60% of Workers’ Spinal Fusion Claims Initially Reported as Strains: Study

A study on the use of spinal fusion surgeries in California workers’ compensation shows that in 60 percent of spinal fusion claims the initial report of injury was for a sprain or strain, a majority of the fusions occurred within two years of the injury, and as the claims aged more than 20 percent involved at least one subsequent fusion surgery.

The analysis by the California Workers’ Compensation Institute is based on data from more than 18,266 California work injury claims from accident years 2000 through 2014 in which one or more spinal fusions were performed.

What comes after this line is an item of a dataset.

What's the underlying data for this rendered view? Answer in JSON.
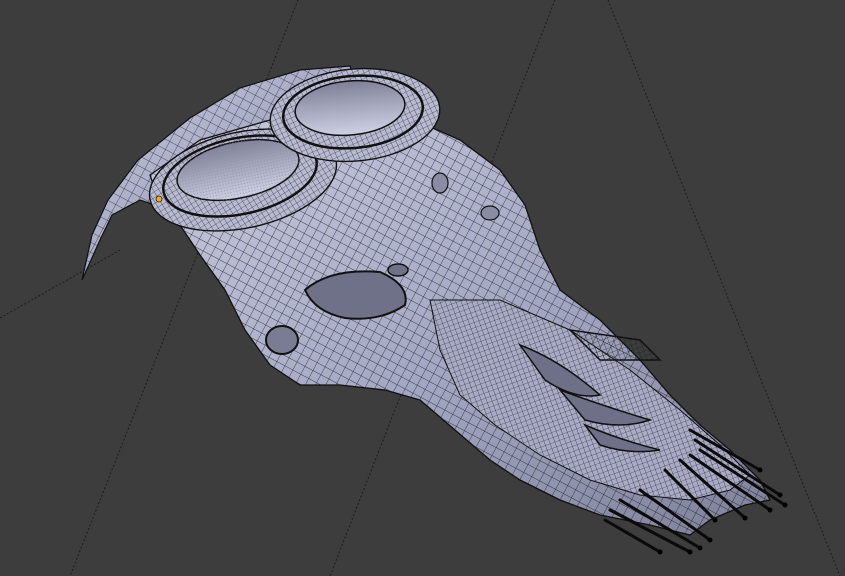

The CWCI identified spinal fusion claim characteristics (cause and nature of injury, part of the spine that was fused and the number of spinal segments involved), patient demographics, the presence of comorbidities and the average amounts paid in indemnity and medical benefits.

The study also measured the timing of the initial fusion and the presence and timing of any subsequent fusions, independent medical review outcomes for spinal fusion requests, utilization trends for MRIs, pre- and post-surgery physical therapy and the level of pre- and post-surgical opioid use.

The findings: